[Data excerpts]
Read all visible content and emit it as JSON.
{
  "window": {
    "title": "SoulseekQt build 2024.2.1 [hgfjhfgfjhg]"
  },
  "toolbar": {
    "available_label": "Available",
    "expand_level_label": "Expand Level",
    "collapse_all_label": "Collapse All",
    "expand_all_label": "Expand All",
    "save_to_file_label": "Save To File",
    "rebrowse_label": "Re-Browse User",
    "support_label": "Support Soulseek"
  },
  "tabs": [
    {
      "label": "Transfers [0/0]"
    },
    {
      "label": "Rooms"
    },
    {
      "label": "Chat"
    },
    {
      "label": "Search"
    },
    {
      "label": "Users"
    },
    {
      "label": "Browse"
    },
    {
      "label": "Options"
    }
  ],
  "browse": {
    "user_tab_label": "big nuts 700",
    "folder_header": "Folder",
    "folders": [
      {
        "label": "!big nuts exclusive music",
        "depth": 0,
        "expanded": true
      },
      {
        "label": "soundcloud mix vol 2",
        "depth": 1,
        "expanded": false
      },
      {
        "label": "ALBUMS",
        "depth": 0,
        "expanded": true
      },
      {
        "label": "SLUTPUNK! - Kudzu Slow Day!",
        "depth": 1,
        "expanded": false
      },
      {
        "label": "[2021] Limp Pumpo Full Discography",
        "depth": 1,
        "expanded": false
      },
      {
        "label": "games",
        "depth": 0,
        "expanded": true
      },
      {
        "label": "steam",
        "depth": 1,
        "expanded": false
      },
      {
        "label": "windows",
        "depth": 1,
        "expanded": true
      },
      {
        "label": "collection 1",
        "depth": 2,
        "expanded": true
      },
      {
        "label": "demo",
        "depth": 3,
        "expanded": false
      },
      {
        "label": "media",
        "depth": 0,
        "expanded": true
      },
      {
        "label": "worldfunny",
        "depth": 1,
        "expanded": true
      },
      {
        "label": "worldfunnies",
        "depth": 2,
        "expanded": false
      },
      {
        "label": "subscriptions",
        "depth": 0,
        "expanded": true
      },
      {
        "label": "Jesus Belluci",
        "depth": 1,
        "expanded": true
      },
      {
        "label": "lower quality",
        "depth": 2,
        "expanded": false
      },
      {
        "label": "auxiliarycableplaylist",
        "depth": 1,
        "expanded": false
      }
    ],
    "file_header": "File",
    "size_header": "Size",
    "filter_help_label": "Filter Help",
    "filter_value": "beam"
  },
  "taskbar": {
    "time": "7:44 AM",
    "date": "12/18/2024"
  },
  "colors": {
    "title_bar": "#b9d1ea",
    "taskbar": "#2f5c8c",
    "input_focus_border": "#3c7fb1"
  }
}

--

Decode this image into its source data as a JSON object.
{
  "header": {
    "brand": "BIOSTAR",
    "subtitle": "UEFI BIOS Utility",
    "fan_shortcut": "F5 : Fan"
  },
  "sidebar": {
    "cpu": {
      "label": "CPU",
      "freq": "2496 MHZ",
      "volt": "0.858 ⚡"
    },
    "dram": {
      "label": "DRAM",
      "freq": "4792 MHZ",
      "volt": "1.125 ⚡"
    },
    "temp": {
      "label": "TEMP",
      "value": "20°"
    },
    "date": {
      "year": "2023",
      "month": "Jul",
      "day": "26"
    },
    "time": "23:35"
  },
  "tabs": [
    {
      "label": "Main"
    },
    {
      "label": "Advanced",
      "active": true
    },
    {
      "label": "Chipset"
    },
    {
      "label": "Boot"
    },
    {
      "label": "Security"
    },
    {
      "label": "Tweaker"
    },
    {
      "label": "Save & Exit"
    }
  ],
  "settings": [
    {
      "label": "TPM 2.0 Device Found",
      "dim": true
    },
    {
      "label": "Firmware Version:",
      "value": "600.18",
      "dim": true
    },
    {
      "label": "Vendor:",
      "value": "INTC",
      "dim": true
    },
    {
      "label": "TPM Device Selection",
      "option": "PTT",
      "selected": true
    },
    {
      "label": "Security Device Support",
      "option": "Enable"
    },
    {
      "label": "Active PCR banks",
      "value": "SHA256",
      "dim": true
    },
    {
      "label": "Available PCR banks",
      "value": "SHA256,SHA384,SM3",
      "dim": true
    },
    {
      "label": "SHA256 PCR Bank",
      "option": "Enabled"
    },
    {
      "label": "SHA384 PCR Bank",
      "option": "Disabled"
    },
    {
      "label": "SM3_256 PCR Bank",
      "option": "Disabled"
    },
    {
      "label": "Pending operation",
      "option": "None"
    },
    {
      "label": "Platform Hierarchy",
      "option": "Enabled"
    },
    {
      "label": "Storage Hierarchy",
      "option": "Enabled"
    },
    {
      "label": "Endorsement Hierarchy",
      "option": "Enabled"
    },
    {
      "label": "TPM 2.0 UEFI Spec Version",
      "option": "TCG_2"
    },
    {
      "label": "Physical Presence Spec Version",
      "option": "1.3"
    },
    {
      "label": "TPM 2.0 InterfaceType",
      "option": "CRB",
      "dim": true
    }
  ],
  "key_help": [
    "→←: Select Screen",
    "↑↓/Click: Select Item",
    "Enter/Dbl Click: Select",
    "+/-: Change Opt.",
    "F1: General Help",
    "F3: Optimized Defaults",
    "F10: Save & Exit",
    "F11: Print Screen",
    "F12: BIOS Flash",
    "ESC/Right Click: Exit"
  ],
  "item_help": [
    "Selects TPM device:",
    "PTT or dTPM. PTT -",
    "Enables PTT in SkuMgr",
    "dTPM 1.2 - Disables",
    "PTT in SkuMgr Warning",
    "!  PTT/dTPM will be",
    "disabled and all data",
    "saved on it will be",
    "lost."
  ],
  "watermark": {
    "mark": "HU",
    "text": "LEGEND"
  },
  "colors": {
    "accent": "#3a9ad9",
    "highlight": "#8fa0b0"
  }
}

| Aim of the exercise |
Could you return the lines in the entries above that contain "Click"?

| Answer to this task |
    "↑↓/Click: Select Item",
    "Enter/Dbl Click: Select",
    "ESC/Right Click: Exit"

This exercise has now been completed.